/---

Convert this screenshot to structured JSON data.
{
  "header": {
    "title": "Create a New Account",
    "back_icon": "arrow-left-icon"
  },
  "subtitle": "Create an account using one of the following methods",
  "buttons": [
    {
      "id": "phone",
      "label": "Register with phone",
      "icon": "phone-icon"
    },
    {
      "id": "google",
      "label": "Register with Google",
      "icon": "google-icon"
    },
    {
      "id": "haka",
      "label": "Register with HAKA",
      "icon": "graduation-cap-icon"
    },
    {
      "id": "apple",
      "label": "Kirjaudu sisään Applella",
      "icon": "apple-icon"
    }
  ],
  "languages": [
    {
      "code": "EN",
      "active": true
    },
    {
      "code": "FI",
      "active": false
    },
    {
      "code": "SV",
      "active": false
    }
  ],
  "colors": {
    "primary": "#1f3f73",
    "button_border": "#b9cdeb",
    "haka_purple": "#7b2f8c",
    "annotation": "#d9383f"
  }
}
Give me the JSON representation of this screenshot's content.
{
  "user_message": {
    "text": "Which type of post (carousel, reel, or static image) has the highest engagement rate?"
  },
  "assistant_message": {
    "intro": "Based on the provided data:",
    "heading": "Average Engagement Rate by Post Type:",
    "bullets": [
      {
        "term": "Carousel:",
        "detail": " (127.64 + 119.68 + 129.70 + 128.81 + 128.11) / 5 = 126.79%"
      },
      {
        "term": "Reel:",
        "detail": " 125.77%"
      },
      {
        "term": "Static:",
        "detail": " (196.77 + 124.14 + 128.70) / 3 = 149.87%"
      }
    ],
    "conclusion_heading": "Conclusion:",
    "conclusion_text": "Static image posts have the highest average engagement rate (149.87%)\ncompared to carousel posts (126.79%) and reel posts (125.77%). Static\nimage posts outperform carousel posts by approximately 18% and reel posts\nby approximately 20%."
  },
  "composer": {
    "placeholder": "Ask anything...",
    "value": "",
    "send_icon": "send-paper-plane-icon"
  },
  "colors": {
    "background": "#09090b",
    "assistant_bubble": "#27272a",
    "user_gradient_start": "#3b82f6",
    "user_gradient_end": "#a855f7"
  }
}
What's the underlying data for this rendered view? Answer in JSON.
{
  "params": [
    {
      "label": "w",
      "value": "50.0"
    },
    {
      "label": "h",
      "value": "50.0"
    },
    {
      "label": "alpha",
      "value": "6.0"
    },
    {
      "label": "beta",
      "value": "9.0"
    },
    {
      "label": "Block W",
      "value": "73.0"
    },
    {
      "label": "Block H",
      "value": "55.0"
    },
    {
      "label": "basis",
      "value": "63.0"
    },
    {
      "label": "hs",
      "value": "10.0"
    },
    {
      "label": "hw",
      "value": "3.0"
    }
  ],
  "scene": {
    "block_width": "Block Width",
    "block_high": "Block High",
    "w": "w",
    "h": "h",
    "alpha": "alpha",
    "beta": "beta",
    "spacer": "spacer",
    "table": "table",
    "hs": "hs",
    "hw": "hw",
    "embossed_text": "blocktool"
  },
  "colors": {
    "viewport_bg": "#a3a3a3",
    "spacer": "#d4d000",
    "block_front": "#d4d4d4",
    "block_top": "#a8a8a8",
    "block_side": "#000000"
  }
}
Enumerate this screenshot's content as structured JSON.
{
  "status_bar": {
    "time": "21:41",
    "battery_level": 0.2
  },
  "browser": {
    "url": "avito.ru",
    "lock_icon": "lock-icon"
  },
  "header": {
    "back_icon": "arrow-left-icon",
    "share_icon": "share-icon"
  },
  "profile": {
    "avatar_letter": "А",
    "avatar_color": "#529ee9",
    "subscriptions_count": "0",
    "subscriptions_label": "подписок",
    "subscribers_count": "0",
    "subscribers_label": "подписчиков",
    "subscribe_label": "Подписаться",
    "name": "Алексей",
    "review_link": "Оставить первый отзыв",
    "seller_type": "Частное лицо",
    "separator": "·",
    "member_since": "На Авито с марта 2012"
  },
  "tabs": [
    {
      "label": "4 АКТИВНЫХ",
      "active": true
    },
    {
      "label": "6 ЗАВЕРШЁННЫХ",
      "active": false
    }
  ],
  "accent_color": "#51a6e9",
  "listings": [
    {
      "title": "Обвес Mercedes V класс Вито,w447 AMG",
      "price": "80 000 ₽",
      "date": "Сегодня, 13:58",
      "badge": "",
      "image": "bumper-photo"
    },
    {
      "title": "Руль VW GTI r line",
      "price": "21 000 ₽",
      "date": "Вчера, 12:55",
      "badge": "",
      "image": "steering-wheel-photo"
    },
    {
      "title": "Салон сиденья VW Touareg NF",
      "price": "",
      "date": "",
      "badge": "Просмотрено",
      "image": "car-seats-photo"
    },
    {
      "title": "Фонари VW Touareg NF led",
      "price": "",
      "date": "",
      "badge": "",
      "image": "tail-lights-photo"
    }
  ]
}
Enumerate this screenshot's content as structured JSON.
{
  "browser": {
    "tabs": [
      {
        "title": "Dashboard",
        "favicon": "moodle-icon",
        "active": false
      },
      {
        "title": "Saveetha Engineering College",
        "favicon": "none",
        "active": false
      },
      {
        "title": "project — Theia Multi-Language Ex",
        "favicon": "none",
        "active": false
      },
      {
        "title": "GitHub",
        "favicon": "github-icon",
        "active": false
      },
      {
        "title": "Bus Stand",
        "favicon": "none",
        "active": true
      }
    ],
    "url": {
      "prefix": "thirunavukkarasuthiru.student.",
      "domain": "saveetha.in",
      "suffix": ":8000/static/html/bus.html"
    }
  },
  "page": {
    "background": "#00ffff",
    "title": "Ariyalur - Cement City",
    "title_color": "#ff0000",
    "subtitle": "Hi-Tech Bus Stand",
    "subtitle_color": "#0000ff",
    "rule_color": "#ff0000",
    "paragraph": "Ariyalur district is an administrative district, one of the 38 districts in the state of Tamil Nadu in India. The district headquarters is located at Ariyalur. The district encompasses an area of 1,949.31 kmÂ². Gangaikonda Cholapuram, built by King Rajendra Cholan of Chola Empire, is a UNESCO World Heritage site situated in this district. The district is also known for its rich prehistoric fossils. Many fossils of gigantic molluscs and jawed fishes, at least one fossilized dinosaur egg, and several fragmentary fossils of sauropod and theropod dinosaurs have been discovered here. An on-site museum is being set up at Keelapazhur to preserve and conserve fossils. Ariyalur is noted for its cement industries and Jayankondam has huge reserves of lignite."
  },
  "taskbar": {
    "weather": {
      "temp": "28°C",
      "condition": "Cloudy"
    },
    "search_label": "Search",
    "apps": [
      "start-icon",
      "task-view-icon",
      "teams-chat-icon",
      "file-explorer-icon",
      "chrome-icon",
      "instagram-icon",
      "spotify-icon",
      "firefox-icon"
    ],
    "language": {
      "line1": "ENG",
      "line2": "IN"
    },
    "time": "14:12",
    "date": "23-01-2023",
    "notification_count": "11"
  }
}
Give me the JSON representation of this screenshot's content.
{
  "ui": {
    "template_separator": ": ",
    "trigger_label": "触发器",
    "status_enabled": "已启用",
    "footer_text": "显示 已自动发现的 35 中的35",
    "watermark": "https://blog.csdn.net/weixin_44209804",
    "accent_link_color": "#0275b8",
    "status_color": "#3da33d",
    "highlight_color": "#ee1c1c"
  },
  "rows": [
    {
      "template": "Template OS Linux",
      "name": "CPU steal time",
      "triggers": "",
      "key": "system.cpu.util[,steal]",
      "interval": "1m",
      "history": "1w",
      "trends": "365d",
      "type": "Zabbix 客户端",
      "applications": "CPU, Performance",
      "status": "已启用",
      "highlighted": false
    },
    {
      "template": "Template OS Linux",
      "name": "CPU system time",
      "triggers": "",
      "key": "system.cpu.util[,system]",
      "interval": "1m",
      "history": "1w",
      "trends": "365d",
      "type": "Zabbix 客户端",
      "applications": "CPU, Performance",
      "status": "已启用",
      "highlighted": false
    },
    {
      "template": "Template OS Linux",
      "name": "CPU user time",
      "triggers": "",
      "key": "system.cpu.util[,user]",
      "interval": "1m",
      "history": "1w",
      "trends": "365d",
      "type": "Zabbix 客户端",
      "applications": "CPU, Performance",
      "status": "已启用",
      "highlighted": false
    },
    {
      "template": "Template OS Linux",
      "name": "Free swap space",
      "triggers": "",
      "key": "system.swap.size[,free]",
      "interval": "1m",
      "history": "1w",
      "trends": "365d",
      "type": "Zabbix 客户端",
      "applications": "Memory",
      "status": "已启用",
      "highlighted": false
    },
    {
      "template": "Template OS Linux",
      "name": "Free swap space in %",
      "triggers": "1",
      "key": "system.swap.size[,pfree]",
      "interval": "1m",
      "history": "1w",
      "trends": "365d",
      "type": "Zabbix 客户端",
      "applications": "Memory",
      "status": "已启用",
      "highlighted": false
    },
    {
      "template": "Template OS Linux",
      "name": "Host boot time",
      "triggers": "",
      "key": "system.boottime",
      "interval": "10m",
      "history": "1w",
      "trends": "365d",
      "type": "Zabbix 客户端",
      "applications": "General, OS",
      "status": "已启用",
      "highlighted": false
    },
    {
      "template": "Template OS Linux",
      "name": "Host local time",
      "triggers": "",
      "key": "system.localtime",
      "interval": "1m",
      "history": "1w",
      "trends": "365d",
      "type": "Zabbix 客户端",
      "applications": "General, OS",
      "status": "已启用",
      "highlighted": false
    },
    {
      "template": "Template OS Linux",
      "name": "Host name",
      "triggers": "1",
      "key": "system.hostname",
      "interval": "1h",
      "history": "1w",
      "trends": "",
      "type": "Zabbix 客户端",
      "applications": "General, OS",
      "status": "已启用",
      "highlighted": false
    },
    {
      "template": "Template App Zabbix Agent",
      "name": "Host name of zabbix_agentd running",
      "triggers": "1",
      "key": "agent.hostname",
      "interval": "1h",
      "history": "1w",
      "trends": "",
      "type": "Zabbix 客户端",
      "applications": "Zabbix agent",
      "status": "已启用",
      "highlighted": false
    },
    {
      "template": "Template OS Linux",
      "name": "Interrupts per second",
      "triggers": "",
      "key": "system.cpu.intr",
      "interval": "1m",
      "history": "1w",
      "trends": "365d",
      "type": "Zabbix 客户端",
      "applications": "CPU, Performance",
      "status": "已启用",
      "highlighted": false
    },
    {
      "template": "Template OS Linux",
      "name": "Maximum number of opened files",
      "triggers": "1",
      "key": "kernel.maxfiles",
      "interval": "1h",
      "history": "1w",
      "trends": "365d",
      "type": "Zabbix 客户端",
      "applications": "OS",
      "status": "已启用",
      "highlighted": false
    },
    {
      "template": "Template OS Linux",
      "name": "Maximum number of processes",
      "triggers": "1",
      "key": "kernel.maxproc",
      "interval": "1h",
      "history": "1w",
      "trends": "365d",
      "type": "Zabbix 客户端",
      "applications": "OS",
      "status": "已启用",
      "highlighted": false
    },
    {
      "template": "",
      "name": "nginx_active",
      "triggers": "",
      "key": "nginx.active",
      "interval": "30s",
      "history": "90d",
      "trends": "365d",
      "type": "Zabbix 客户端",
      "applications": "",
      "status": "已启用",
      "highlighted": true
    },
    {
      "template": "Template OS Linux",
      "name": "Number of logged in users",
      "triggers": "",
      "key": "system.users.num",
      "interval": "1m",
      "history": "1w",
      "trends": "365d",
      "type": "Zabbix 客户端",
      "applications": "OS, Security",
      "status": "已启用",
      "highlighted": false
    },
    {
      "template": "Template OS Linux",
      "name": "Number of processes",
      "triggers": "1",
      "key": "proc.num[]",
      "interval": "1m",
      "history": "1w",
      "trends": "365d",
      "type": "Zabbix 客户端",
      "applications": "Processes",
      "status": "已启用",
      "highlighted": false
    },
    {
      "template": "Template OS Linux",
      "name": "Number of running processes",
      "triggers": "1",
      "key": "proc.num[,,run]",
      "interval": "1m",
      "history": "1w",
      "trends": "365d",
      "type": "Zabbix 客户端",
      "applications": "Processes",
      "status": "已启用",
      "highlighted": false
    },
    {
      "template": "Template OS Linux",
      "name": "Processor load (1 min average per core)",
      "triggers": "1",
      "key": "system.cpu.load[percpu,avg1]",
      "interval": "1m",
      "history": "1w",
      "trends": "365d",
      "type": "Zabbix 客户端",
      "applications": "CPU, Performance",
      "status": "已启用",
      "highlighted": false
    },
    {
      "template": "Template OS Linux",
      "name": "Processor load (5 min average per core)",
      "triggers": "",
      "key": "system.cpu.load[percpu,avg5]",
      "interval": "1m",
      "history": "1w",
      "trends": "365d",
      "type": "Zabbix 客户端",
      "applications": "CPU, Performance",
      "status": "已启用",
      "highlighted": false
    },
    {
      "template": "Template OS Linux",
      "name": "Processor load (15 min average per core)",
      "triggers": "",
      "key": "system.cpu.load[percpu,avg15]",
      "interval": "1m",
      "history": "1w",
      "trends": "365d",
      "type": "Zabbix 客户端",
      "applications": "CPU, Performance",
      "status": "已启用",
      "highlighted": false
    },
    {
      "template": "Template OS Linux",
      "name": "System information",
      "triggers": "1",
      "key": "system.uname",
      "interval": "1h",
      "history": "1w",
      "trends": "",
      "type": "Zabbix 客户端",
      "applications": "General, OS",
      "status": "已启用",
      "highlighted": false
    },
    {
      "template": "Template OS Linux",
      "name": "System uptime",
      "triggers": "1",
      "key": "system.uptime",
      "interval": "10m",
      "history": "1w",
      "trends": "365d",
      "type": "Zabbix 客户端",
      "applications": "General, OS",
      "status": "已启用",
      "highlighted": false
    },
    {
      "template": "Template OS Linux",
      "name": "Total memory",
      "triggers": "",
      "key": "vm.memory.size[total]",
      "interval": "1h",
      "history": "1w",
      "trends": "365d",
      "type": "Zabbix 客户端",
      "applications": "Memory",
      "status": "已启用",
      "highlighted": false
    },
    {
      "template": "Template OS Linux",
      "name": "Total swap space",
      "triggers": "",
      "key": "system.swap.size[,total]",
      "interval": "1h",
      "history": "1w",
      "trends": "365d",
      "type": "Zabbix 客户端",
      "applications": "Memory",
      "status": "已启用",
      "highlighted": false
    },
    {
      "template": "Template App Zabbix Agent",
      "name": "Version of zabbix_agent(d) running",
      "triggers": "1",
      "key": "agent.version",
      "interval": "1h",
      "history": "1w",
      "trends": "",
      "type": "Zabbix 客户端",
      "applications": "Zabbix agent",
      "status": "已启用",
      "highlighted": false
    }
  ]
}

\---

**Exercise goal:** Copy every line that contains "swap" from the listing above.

**Answer section:**
      "name": "Free swap space",
      "key": "system.swap.size[,free]",
      "name": "Free swap space in %",
      "key": "system.swap.size[,pfree]",
      "name": "Total swap space",
      "key": "system.swap.size[,total]",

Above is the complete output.